If he wasn't the most famous knuckleball pitcher ever, he's certainly up there.
The legend, Tim Wakefield, is gone at 57.
"Tim’s kindness and indomitable spirit were as legendary as his knuckleball," Red Sox owner John Henry said. "He not only captivated us on the field but was the rare athlete whose legacy extended beyond the record books to the countless lives he touched with his warmth and genuine spirit."
"He had a remarkable ability to uplift, inspire, and connect with others in a way that showed us the true definition of greatness. He embodied the very best of what it means to be a member of the Boston Red Sox and his loss is felt deeply by all of us."
The team's Twitter account changed their profile picture to Tim's famous number 49 in his honor.
Our hearts are broken with the loss of Tim Wakefield.
Wake embodied true goodness; a devoted husband, father, and teammate, beloved broadcaster, and the ultimate community leader. He gave so much to the game and all of Red Sox Nation.
Our deepest love and thoughts are with… pic.twitter.com/ah5kV2Yt8j
— Red Sox (@RedSox) October 1, 2023
Tim Wakefield's career was an interesting one.
He was drafted by the Pittsburgh Pirates after being a power-hitting first baseman in college that set home run records at Florida Tech.
After trying to be a fastball pitcher with the Pirates, Tim Wakefield was sent down and ended up perfecting his knuckleball in the minors.
By the time he was back up in the majors with the Boston Red Sox, he was one of the best to ever do it.
Despite barely throwing harder than a good high school player, Tim Wakefield amassed 200 career victories as a pitcher, something not many people are able to do.
Wakefield won World Series rings in 2004 and 2007 as a member of the Boston Red Sox.

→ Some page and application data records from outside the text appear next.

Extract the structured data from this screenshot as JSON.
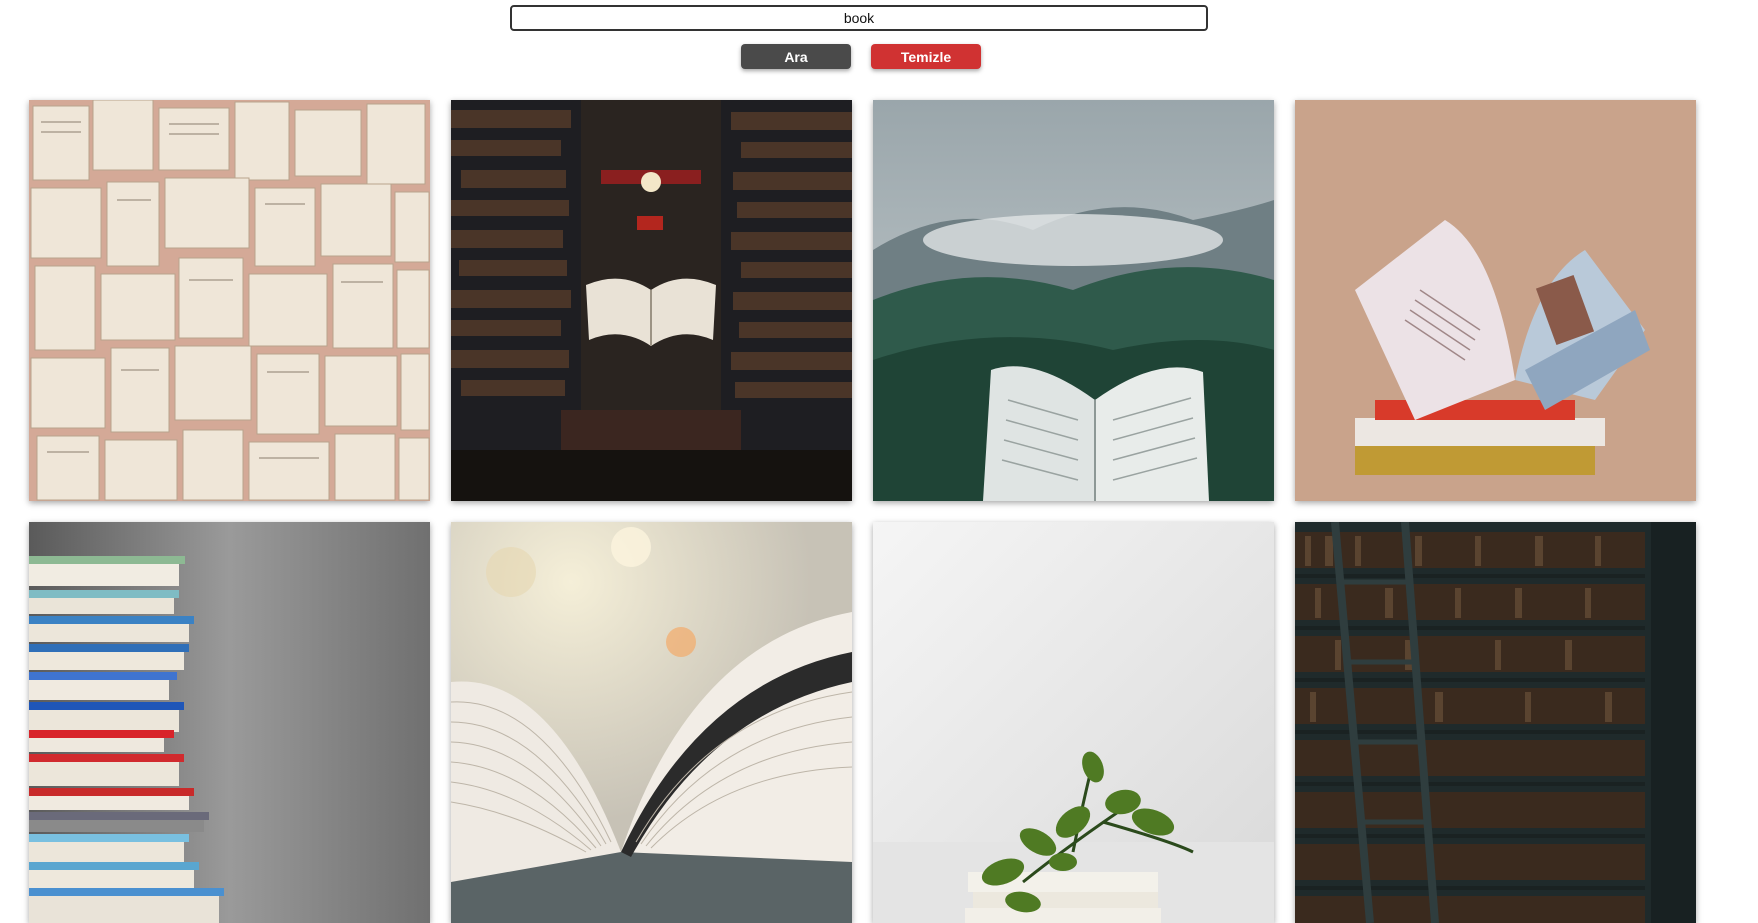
{
  "search": {
    "value": "book",
    "placeholder": ""
  },
  "buttons": {
    "search_label": "Ara",
    "clear_label": "Temizle"
  },
  "colors": {
    "search_button": "#4a4a4a",
    "clear_button": "#d03232"
  },
  "results": [
    {
      "subject": "wall-of-open-book-pages"
    },
    {
      "subject": "floating-book-in-bookstore"
    },
    {
      "subject": "open-book-misty-forest"
    },
    {
      "subject": "open-magazine-on-book-stack"
    },
    {
      "subject": "stack-of-colorful-books"
    },
    {
      "subject": "open-book-closeup"
    },
    {
      "subject": "plant-on-books"
    },
    {
      "subject": "library-shelves-with-ladder"
    }
  ]
}
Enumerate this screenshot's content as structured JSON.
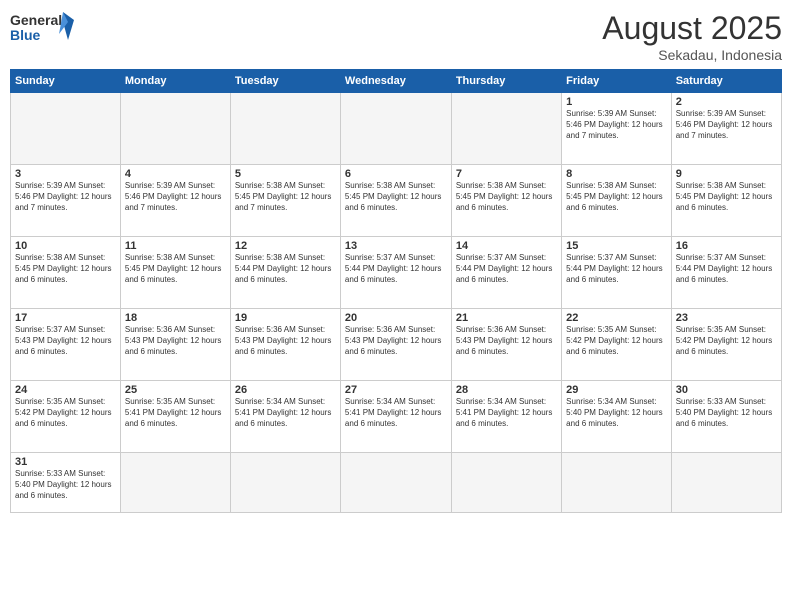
{
  "header": {
    "logo_general": "General",
    "logo_blue": "Blue",
    "month_year": "August 2025",
    "location": "Sekadau, Indonesia"
  },
  "weekdays": [
    "Sunday",
    "Monday",
    "Tuesday",
    "Wednesday",
    "Thursday",
    "Friday",
    "Saturday"
  ],
  "weeks": [
    [
      {
        "day": "",
        "info": ""
      },
      {
        "day": "",
        "info": ""
      },
      {
        "day": "",
        "info": ""
      },
      {
        "day": "",
        "info": ""
      },
      {
        "day": "",
        "info": ""
      },
      {
        "day": "1",
        "info": "Sunrise: 5:39 AM\nSunset: 5:46 PM\nDaylight: 12 hours and 7 minutes."
      },
      {
        "day": "2",
        "info": "Sunrise: 5:39 AM\nSunset: 5:46 PM\nDaylight: 12 hours and 7 minutes."
      }
    ],
    [
      {
        "day": "3",
        "info": "Sunrise: 5:39 AM\nSunset: 5:46 PM\nDaylight: 12 hours and 7 minutes."
      },
      {
        "day": "4",
        "info": "Sunrise: 5:39 AM\nSunset: 5:46 PM\nDaylight: 12 hours and 7 minutes."
      },
      {
        "day": "5",
        "info": "Sunrise: 5:38 AM\nSunset: 5:45 PM\nDaylight: 12 hours and 7 minutes."
      },
      {
        "day": "6",
        "info": "Sunrise: 5:38 AM\nSunset: 5:45 PM\nDaylight: 12 hours and 6 minutes."
      },
      {
        "day": "7",
        "info": "Sunrise: 5:38 AM\nSunset: 5:45 PM\nDaylight: 12 hours and 6 minutes."
      },
      {
        "day": "8",
        "info": "Sunrise: 5:38 AM\nSunset: 5:45 PM\nDaylight: 12 hours and 6 minutes."
      },
      {
        "day": "9",
        "info": "Sunrise: 5:38 AM\nSunset: 5:45 PM\nDaylight: 12 hours and 6 minutes."
      }
    ],
    [
      {
        "day": "10",
        "info": "Sunrise: 5:38 AM\nSunset: 5:45 PM\nDaylight: 12 hours and 6 minutes."
      },
      {
        "day": "11",
        "info": "Sunrise: 5:38 AM\nSunset: 5:45 PM\nDaylight: 12 hours and 6 minutes."
      },
      {
        "day": "12",
        "info": "Sunrise: 5:38 AM\nSunset: 5:44 PM\nDaylight: 12 hours and 6 minutes."
      },
      {
        "day": "13",
        "info": "Sunrise: 5:37 AM\nSunset: 5:44 PM\nDaylight: 12 hours and 6 minutes."
      },
      {
        "day": "14",
        "info": "Sunrise: 5:37 AM\nSunset: 5:44 PM\nDaylight: 12 hours and 6 minutes."
      },
      {
        "day": "15",
        "info": "Sunrise: 5:37 AM\nSunset: 5:44 PM\nDaylight: 12 hours and 6 minutes."
      },
      {
        "day": "16",
        "info": "Sunrise: 5:37 AM\nSunset: 5:44 PM\nDaylight: 12 hours and 6 minutes."
      }
    ],
    [
      {
        "day": "17",
        "info": "Sunrise: 5:37 AM\nSunset: 5:43 PM\nDaylight: 12 hours and 6 minutes."
      },
      {
        "day": "18",
        "info": "Sunrise: 5:36 AM\nSunset: 5:43 PM\nDaylight: 12 hours and 6 minutes."
      },
      {
        "day": "19",
        "info": "Sunrise: 5:36 AM\nSunset: 5:43 PM\nDaylight: 12 hours and 6 minutes."
      },
      {
        "day": "20",
        "info": "Sunrise: 5:36 AM\nSunset: 5:43 PM\nDaylight: 12 hours and 6 minutes."
      },
      {
        "day": "21",
        "info": "Sunrise: 5:36 AM\nSunset: 5:43 PM\nDaylight: 12 hours and 6 minutes."
      },
      {
        "day": "22",
        "info": "Sunrise: 5:35 AM\nSunset: 5:42 PM\nDaylight: 12 hours and 6 minutes."
      },
      {
        "day": "23",
        "info": "Sunrise: 5:35 AM\nSunset: 5:42 PM\nDaylight: 12 hours and 6 minutes."
      }
    ],
    [
      {
        "day": "24",
        "info": "Sunrise: 5:35 AM\nSunset: 5:42 PM\nDaylight: 12 hours and 6 minutes."
      },
      {
        "day": "25",
        "info": "Sunrise: 5:35 AM\nSunset: 5:41 PM\nDaylight: 12 hours and 6 minutes."
      },
      {
        "day": "26",
        "info": "Sunrise: 5:34 AM\nSunset: 5:41 PM\nDaylight: 12 hours and 6 minutes."
      },
      {
        "day": "27",
        "info": "Sunrise: 5:34 AM\nSunset: 5:41 PM\nDaylight: 12 hours and 6 minutes."
      },
      {
        "day": "28",
        "info": "Sunrise: 5:34 AM\nSunset: 5:41 PM\nDaylight: 12 hours and 6 minutes."
      },
      {
        "day": "29",
        "info": "Sunrise: 5:34 AM\nSunset: 5:40 PM\nDaylight: 12 hours and 6 minutes."
      },
      {
        "day": "30",
        "info": "Sunrise: 5:33 AM\nSunset: 5:40 PM\nDaylight: 12 hours and 6 minutes."
      }
    ],
    [
      {
        "day": "31",
        "info": "Sunrise: 5:33 AM\nSunset: 5:40 PM\nDaylight: 12 hours and 6 minutes."
      },
      {
        "day": "",
        "info": ""
      },
      {
        "day": "",
        "info": ""
      },
      {
        "day": "",
        "info": ""
      },
      {
        "day": "",
        "info": ""
      },
      {
        "day": "",
        "info": ""
      },
      {
        "day": "",
        "info": ""
      }
    ]
  ]
}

His career record was an impressive 200 wins and 180 losses, with a 4.41 ERA. Also impressively, he struck out 2,156 opponents throughout his MLB career.